DATA UNDER STUDY:
--*--
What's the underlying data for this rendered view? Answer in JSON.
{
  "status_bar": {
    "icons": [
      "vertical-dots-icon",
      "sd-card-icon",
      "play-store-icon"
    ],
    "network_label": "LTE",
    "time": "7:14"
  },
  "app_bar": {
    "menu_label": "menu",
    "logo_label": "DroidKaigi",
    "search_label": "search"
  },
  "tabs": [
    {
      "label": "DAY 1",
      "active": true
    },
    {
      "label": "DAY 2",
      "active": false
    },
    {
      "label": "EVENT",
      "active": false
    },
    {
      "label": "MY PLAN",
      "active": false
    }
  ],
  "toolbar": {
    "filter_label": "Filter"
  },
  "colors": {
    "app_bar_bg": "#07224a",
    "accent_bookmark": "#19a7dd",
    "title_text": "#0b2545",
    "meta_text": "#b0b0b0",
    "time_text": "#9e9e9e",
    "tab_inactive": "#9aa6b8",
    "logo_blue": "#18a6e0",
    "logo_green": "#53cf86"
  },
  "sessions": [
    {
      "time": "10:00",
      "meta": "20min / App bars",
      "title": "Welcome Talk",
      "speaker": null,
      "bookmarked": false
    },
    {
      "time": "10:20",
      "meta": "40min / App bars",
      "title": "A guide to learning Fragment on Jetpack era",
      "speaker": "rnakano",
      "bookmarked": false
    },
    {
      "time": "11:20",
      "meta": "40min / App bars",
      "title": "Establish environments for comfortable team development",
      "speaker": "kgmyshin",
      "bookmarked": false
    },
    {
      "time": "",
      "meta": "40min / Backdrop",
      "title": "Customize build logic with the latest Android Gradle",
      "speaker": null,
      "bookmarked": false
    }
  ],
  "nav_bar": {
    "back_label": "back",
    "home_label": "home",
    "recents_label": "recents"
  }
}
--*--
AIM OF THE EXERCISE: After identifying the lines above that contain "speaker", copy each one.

RESPONSE TO THIS TASK:
      "speaker": null,
      "speaker": "rnakano",
      "speaker": "kgmyshin",
      "speaker": null,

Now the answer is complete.